▶ **Exercise description**
Check each line of the material below, and copy it if it holds the string "text".
BEGIN
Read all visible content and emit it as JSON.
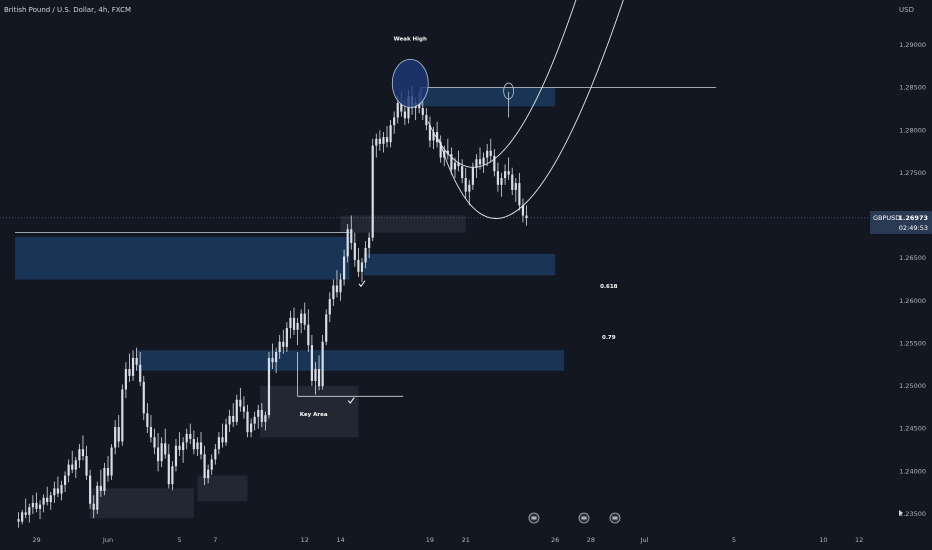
{
  "header": {
    "title": "British Pound / U.S. Dollar, 4h, FXCM",
    "currency": "USD"
  },
  "price_label": {
    "symbol": "GBPUSD",
    "price": "1.26973",
    "countdown": "02:49:53"
  },
  "colors": {
    "background": "#131722",
    "candle": "#d9dde6",
    "zone_blue": "#1c3a5e",
    "zone_gray": "#2a2e39",
    "line": "#d1d4dc"
  },
  "chart_data": {
    "type": "candlestick",
    "title": "British Pound / U.S. Dollar, 4h, FXCM",
    "ylim": [
      1.233,
      1.3025
    ],
    "yticks": [
      1.235,
      1.24,
      1.245,
      1.25,
      1.255,
      1.26,
      1.265,
      1.27,
      1.275,
      1.28,
      1.285,
      1.29
    ],
    "ytick_labels": [
      "1.23500",
      "1.24000",
      "1.24500",
      "1.25000",
      "1.25500",
      "1.26000",
      "1.26500",
      "1.27000",
      "1.27500",
      "1.28000",
      "1.28500",
      "1.29000"
    ],
    "x_ticks": [
      {
        "label": "29",
        "day": -3
      },
      {
        "label": "Jun",
        "day": 1
      },
      {
        "label": "5",
        "day": 5
      },
      {
        "label": "7",
        "day": 7
      },
      {
        "label": "12",
        "day": 12
      },
      {
        "label": "14",
        "day": 14
      },
      {
        "label": "19",
        "day": 19
      },
      {
        "label": "21",
        "day": 21
      },
      {
        "label": "26",
        "day": 26
      },
      {
        "label": "28",
        "day": 28
      },
      {
        "label": "Jul",
        "day": 31
      },
      {
        "label": "5",
        "day": 36
      },
      {
        "label": "10",
        "day": 41
      },
      {
        "label": "12",
        "day": 43
      }
    ],
    "current_price": 1.26973,
    "annotations": [
      {
        "text": "Weak High",
        "day": 17.9,
        "price": 1.2905
      },
      {
        "text": "Key Area",
        "day": 12.5,
        "price": 1.2465
      },
      {
        "text": "0.618",
        "day": 29,
        "price": 1.2615
      },
      {
        "text": "0.79",
        "day": 29,
        "price": 1.2555
      }
    ],
    "zones": [
      {
        "kind": "blue",
        "d1": -4.2,
        "d2": 14.5,
        "p1": 1.2675,
        "p2": 1.2625
      },
      {
        "kind": "blue",
        "d1": 15.3,
        "d2": 26.0,
        "p1": 1.2655,
        "p2": 1.263
      },
      {
        "kind": "blue",
        "d1": 18.5,
        "d2": 26.0,
        "p1": 1.285,
        "p2": 1.2828
      },
      {
        "kind": "blue",
        "d1": 2.6,
        "d2": 26.5,
        "p1": 1.2542,
        "p2": 1.2518
      },
      {
        "kind": "gray",
        "d1": 14.0,
        "d2": 21.0,
        "p1": 1.27,
        "p2": 1.268
      },
      {
        "kind": "gray",
        "d1": 9.5,
        "d2": 15.0,
        "p1": 1.25,
        "p2": 1.244
      },
      {
        "kind": "gray",
        "d1": 6.0,
        "d2": 8.8,
        "p1": 1.2395,
        "p2": 1.2365
      },
      {
        "kind": "gray",
        "d1": 0.0,
        "d2": 5.8,
        "p1": 1.238,
        "p2": 1.2345
      }
    ],
    "lines": [
      {
        "d1": 18.5,
        "p1": 1.285,
        "d2": 35.0,
        "p2": 1.285
      },
      {
        "d1": -4.2,
        "p1": 1.268,
        "d2": 14.5,
        "p2": 1.268
      },
      {
        "d1": 11.6,
        "p1": 1.2488,
        "d2": 17.5,
        "p2": 1.2488
      },
      {
        "d1": 11.6,
        "p1": 1.2488,
        "d2": 11.6,
        "p2": 1.254
      },
      {
        "d1": 18.5,
        "p1": 1.285,
        "d2": 18.5,
        "p2": 1.283
      },
      {
        "d1": 23.4,
        "p1": 1.2815,
        "d2": 23.4,
        "p2": 1.2845
      }
    ],
    "circles": [
      {
        "day": 17.9,
        "price": 1.2855,
        "rx": 18,
        "ry": 24,
        "filled": true
      },
      {
        "day": 23.4,
        "price": 1.2846,
        "rx": 5,
        "ry": 8,
        "filled": false
      }
    ],
    "curves": [
      {
        "points": [
          [
            18.9,
            1.281
          ],
          [
            23.0,
            1.2625
          ],
          [
            29.0,
            1.308
          ]
        ]
      },
      {
        "points": [
          [
            19.5,
            1.279
          ],
          [
            23.5,
            1.252
          ],
          [
            31.0,
            1.303
          ]
        ]
      }
    ],
    "checkmarks": [
      {
        "day": 15.2,
        "price": 1.262
      },
      {
        "day": 14.6,
        "price": 1.2483
      }
    ],
    "candles": [
      [
        -4.0,
        1.2344,
        1.2352,
        1.2334,
        1.2341
      ],
      [
        -3.8,
        1.2341,
        1.2355,
        1.2338,
        1.2352
      ],
      [
        -3.6,
        1.2352,
        1.2368,
        1.2345,
        1.2349
      ],
      [
        -3.4,
        1.2349,
        1.2362,
        1.234,
        1.2358
      ],
      [
        -3.2,
        1.2358,
        1.2372,
        1.235,
        1.2363
      ],
      [
        -3.0,
        1.2363,
        1.2375,
        1.2352,
        1.2356
      ],
      [
        -2.8,
        1.2356,
        1.2366,
        1.2344,
        1.2361
      ],
      [
        -2.6,
        1.2361,
        1.2373,
        1.2352,
        1.2369
      ],
      [
        -2.4,
        1.2369,
        1.2382,
        1.236,
        1.2364
      ],
      [
        -2.2,
        1.2364,
        1.2376,
        1.2355,
        1.2372
      ],
      [
        -2.0,
        1.2372,
        1.2388,
        1.2363,
        1.238
      ],
      [
        -1.8,
        1.238,
        1.2394,
        1.237,
        1.2374
      ],
      [
        -1.6,
        1.2374,
        1.2389,
        1.2366,
        1.2384
      ],
      [
        -1.4,
        1.2384,
        1.24,
        1.2376,
        1.2395
      ],
      [
        -1.2,
        1.2395,
        1.2414,
        1.2387,
        1.2408
      ],
      [
        -1.0,
        1.2408,
        1.2424,
        1.2398,
        1.2402
      ],
      [
        -0.8,
        1.2402,
        1.2417,
        1.2392,
        1.2413
      ],
      [
        -0.6,
        1.2413,
        1.2432,
        1.2404,
        1.2426
      ],
      [
        -0.4,
        1.2426,
        1.2442,
        1.2413,
        1.2418
      ],
      [
        -0.2,
        1.2418,
        1.243,
        1.239,
        1.2395
      ],
      [
        0.0,
        1.2395,
        1.2402,
        1.2356,
        1.2362
      ],
      [
        0.2,
        1.2362,
        1.2372,
        1.2345,
        1.2355
      ],
      [
        0.4,
        1.2355,
        1.2388,
        1.235,
        1.2383
      ],
      [
        0.6,
        1.2383,
        1.2402,
        1.237,
        1.2377
      ],
      [
        0.8,
        1.2377,
        1.241,
        1.2372,
        1.2404
      ],
      [
        1.0,
        1.2404,
        1.2418,
        1.2388,
        1.2395
      ],
      [
        1.2,
        1.2395,
        1.2432,
        1.239,
        1.2428
      ],
      [
        1.4,
        1.2428,
        1.246,
        1.242,
        1.2452
      ],
      [
        1.6,
        1.2452,
        1.2466,
        1.2428,
        1.2435
      ],
      [
        1.8,
        1.2435,
        1.2502,
        1.243,
        1.2496
      ],
      [
        2.0,
        1.2496,
        1.2528,
        1.2486,
        1.252
      ],
      [
        2.2,
        1.252,
        1.2538,
        1.2505,
        1.2512
      ],
      [
        2.4,
        1.2512,
        1.2542,
        1.2506,
        1.2533
      ],
      [
        2.6,
        1.2533,
        1.2545,
        1.2518,
        1.2525
      ],
      [
        2.8,
        1.2525,
        1.254,
        1.25,
        1.2505
      ],
      [
        3.0,
        1.2505,
        1.2512,
        1.246,
        1.2468
      ],
      [
        3.2,
        1.2468,
        1.248,
        1.2445,
        1.2452
      ],
      [
        3.4,
        1.2452,
        1.2466,
        1.2434,
        1.244
      ],
      [
        3.6,
        1.244,
        1.245,
        1.242,
        1.2428
      ],
      [
        3.8,
        1.2428,
        1.2445,
        1.24,
        1.2412
      ],
      [
        4.0,
        1.2412,
        1.244,
        1.2405,
        1.2433
      ],
      [
        4.2,
        1.2433,
        1.245,
        1.2415,
        1.242
      ],
      [
        4.4,
        1.242,
        1.2432,
        1.238,
        1.2385
      ],
      [
        4.6,
        1.2385,
        1.2412,
        1.2378,
        1.2406
      ],
      [
        4.8,
        1.2406,
        1.2438,
        1.24,
        1.243
      ],
      [
        5.0,
        1.243,
        1.2446,
        1.2418,
        1.2425
      ],
      [
        5.2,
        1.2425,
        1.244,
        1.241,
        1.2434
      ],
      [
        5.4,
        1.2434,
        1.245,
        1.2426,
        1.2444
      ],
      [
        5.6,
        1.2444,
        1.2456,
        1.2432,
        1.2438
      ],
      [
        5.8,
        1.2438,
        1.2448,
        1.242,
        1.2426
      ],
      [
        6.0,
        1.2426,
        1.244,
        1.2418,
        1.2434
      ],
      [
        6.2,
        1.2434,
        1.2446,
        1.2414,
        1.242
      ],
      [
        6.4,
        1.242,
        1.243,
        1.2384,
        1.2392
      ],
      [
        6.6,
        1.2392,
        1.2408,
        1.2386,
        1.2402
      ],
      [
        6.8,
        1.2402,
        1.242,
        1.2396,
        1.2414
      ],
      [
        7.0,
        1.2414,
        1.2432,
        1.2408,
        1.2426
      ],
      [
        7.2,
        1.2426,
        1.2446,
        1.242,
        1.244
      ],
      [
        7.4,
        1.244,
        1.2456,
        1.2428,
        1.2434
      ],
      [
        7.6,
        1.2434,
        1.2462,
        1.243,
        1.2455
      ],
      [
        7.8,
        1.2455,
        1.2472,
        1.2446,
        1.2465
      ],
      [
        8.0,
        1.2465,
        1.248,
        1.2452,
        1.2458
      ],
      [
        8.2,
        1.2458,
        1.249,
        1.2454,
        1.2484
      ],
      [
        8.4,
        1.2484,
        1.2498,
        1.247,
        1.2476
      ],
      [
        8.6,
        1.2476,
        1.2488,
        1.2462,
        1.247
      ],
      [
        8.8,
        1.247,
        1.2478,
        1.244,
        1.2446
      ],
      [
        9.0,
        1.2446,
        1.2462,
        1.244,
        1.2456
      ],
      [
        9.2,
        1.2456,
        1.247,
        1.2448,
        1.2464
      ],
      [
        9.4,
        1.2464,
        1.2478,
        1.245,
        1.2472
      ],
      [
        9.6,
        1.2472,
        1.248,
        1.2452,
        1.2458
      ],
      [
        9.8,
        1.2458,
        1.247,
        1.2448,
        1.2466
      ],
      [
        10.0,
        1.2466,
        1.254,
        1.2462,
        1.2533
      ],
      [
        10.2,
        1.2533,
        1.255,
        1.252,
        1.2528
      ],
      [
        10.4,
        1.2528,
        1.2545,
        1.2515,
        1.254
      ],
      [
        10.6,
        1.254,
        1.256,
        1.2532,
        1.2552
      ],
      [
        10.8,
        1.2552,
        1.2566,
        1.2538,
        1.2546
      ],
      [
        11.0,
        1.2546,
        1.2575,
        1.254,
        1.2568
      ],
      [
        11.2,
        1.2568,
        1.2588,
        1.2556,
        1.258
      ],
      [
        11.4,
        1.258,
        1.2592,
        1.256,
        1.2566
      ],
      [
        11.6,
        1.2566,
        1.258,
        1.2548,
        1.2574
      ],
      [
        11.8,
        1.2574,
        1.259,
        1.2562,
        1.2585
      ],
      [
        12.0,
        1.2585,
        1.2598,
        1.2566,
        1.2572
      ],
      [
        12.2,
        1.2572,
        1.259,
        1.254,
        1.2548
      ],
      [
        12.4,
        1.2548,
        1.256,
        1.25,
        1.2506
      ],
      [
        12.6,
        1.2506,
        1.2528,
        1.249,
        1.252
      ],
      [
        12.8,
        1.252,
        1.2536,
        1.2495,
        1.25
      ],
      [
        13.0,
        1.25,
        1.256,
        1.2496,
        1.2552
      ],
      [
        13.2,
        1.2552,
        1.259,
        1.2548,
        1.2584
      ],
      [
        13.4,
        1.2584,
        1.261,
        1.2575,
        1.2602
      ],
      [
        13.6,
        1.2602,
        1.2625,
        1.2594,
        1.2618
      ],
      [
        13.8,
        1.2618,
        1.2636,
        1.2604,
        1.261
      ],
      [
        14.0,
        1.261,
        1.2632,
        1.26,
        1.2625
      ],
      [
        14.2,
        1.2625,
        1.266,
        1.2618,
        1.2652
      ],
      [
        14.4,
        1.2652,
        1.269,
        1.2645,
        1.2684
      ],
      [
        14.6,
        1.2684,
        1.27,
        1.266,
        1.2668
      ],
      [
        14.8,
        1.2668,
        1.268,
        1.264,
        1.2648
      ],
      [
        15.0,
        1.2648,
        1.2662,
        1.2628,
        1.2634
      ],
      [
        15.2,
        1.2634,
        1.265,
        1.2622,
        1.2645
      ],
      [
        15.4,
        1.2645,
        1.267,
        1.2638,
        1.2662
      ],
      [
        15.6,
        1.2662,
        1.268,
        1.265,
        1.2674
      ],
      [
        15.8,
        1.2674,
        1.279,
        1.267,
        1.2782
      ],
      [
        16.0,
        1.2782,
        1.2796,
        1.2768,
        1.279
      ],
      [
        16.2,
        1.279,
        1.28,
        1.2776,
        1.2784
      ],
      [
        16.4,
        1.2784,
        1.2798,
        1.2774,
        1.2792
      ],
      [
        16.6,
        1.2792,
        1.2805,
        1.278,
        1.2786
      ],
      [
        16.8,
        1.2786,
        1.2812,
        1.278,
        1.2806
      ],
      [
        17.0,
        1.2806,
        1.2822,
        1.2796,
        1.2815
      ],
      [
        17.2,
        1.2815,
        1.284,
        1.2808,
        1.2832
      ],
      [
        17.4,
        1.2832,
        1.2845,
        1.2816,
        1.2822
      ],
      [
        17.6,
        1.2822,
        1.2836,
        1.2806,
        1.2814
      ],
      [
        17.8,
        1.2814,
        1.2848,
        1.2808,
        1.284
      ],
      [
        18.0,
        1.284,
        1.2852,
        1.2818,
        1.2826
      ],
      [
        18.2,
        1.2826,
        1.2838,
        1.2812,
        1.2832
      ],
      [
        18.4,
        1.2832,
        1.2846,
        1.282,
        1.2826
      ],
      [
        18.6,
        1.2826,
        1.2834,
        1.2812,
        1.2818
      ],
      [
        18.8,
        1.2818,
        1.2826,
        1.28,
        1.2806
      ],
      [
        19.0,
        1.2806,
        1.2816,
        1.278,
        1.2788
      ],
      [
        19.2,
        1.2788,
        1.2804,
        1.2778,
        1.2798
      ],
      [
        19.4,
        1.2798,
        1.281,
        1.278,
        1.2786
      ],
      [
        19.6,
        1.2786,
        1.2794,
        1.2762,
        1.2768
      ],
      [
        19.8,
        1.2768,
        1.2782,
        1.2758,
        1.2776
      ],
      [
        20.0,
        1.2776,
        1.279,
        1.2766,
        1.2772
      ],
      [
        20.2,
        1.2772,
        1.278,
        1.2748,
        1.2754
      ],
      [
        20.4,
        1.2754,
        1.2768,
        1.2744,
        1.2762
      ],
      [
        20.6,
        1.2762,
        1.2776,
        1.2752,
        1.2758
      ],
      [
        20.8,
        1.2758,
        1.2766,
        1.2738,
        1.2744
      ],
      [
        21.0,
        1.2744,
        1.2756,
        1.272,
        1.2728
      ],
      [
        21.2,
        1.2728,
        1.2742,
        1.2712,
        1.2736
      ],
      [
        21.4,
        1.2736,
        1.2762,
        1.273,
        1.2756
      ],
      [
        21.6,
        1.2756,
        1.2772,
        1.2744,
        1.2766
      ],
      [
        21.8,
        1.2766,
        1.278,
        1.2754,
        1.276
      ],
      [
        22.0,
        1.276,
        1.2774,
        1.275,
        1.2768
      ],
      [
        22.2,
        1.2768,
        1.2784,
        1.2758,
        1.2776
      ],
      [
        22.4,
        1.2776,
        1.279,
        1.2762,
        1.277
      ],
      [
        22.6,
        1.277,
        1.2778,
        1.2746,
        1.2752
      ],
      [
        22.8,
        1.2752,
        1.2762,
        1.2728,
        1.2736
      ],
      [
        23.0,
        1.2736,
        1.275,
        1.2722,
        1.2744
      ],
      [
        23.2,
        1.2744,
        1.276,
        1.2736,
        1.2752
      ],
      [
        23.4,
        1.2752,
        1.2768,
        1.2742,
        1.2748
      ],
      [
        23.6,
        1.2748,
        1.2756,
        1.2724,
        1.273
      ],
      [
        23.8,
        1.273,
        1.2744,
        1.2716,
        1.2738
      ],
      [
        24.0,
        1.2738,
        1.275,
        1.2706,
        1.2712
      ],
      [
        24.2,
        1.2712,
        1.272,
        1.2692,
        1.27
      ],
      [
        24.4,
        1.27,
        1.2712,
        1.2688,
        1.2697
      ]
    ]
  }
}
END
▶ **Written reply**
        "text": "Weak High",
        "text": "Key Area",
        "text": "0.618",
        "text": "0.79",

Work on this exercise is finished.